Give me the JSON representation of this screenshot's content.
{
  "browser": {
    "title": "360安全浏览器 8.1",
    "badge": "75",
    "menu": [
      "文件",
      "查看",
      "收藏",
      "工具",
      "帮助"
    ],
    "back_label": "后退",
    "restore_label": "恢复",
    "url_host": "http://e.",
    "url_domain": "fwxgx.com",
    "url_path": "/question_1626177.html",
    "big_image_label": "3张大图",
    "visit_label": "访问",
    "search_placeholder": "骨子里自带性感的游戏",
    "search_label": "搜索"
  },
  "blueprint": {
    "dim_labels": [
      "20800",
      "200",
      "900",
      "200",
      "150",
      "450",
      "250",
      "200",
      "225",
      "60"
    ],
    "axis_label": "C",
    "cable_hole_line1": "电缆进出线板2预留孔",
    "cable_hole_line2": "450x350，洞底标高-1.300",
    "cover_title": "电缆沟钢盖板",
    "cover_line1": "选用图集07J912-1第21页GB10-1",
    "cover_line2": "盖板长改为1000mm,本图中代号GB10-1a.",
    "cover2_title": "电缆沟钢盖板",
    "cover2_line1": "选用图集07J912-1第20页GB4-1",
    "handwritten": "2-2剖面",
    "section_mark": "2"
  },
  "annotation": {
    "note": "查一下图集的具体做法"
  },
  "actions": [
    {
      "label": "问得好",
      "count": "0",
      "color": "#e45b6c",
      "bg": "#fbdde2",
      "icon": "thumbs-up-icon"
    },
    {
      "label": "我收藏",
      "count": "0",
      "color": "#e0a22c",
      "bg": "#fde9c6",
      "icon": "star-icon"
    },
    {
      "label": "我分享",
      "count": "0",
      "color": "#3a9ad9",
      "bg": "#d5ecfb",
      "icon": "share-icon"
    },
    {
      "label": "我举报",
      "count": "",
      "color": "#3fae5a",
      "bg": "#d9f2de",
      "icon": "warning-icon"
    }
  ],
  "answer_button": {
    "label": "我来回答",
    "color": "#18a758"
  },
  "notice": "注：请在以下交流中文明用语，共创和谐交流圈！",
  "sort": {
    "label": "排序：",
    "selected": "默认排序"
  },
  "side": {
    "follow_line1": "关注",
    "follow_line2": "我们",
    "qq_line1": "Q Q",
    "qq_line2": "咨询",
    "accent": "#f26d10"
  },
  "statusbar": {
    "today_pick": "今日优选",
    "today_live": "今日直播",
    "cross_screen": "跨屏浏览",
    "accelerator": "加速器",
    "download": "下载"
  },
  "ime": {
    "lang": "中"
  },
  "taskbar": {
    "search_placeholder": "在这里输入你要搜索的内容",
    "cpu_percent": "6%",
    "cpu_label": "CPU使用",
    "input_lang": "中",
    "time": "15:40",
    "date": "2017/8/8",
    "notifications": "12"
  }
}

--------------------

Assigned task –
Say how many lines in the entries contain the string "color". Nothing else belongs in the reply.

Exercise result –
5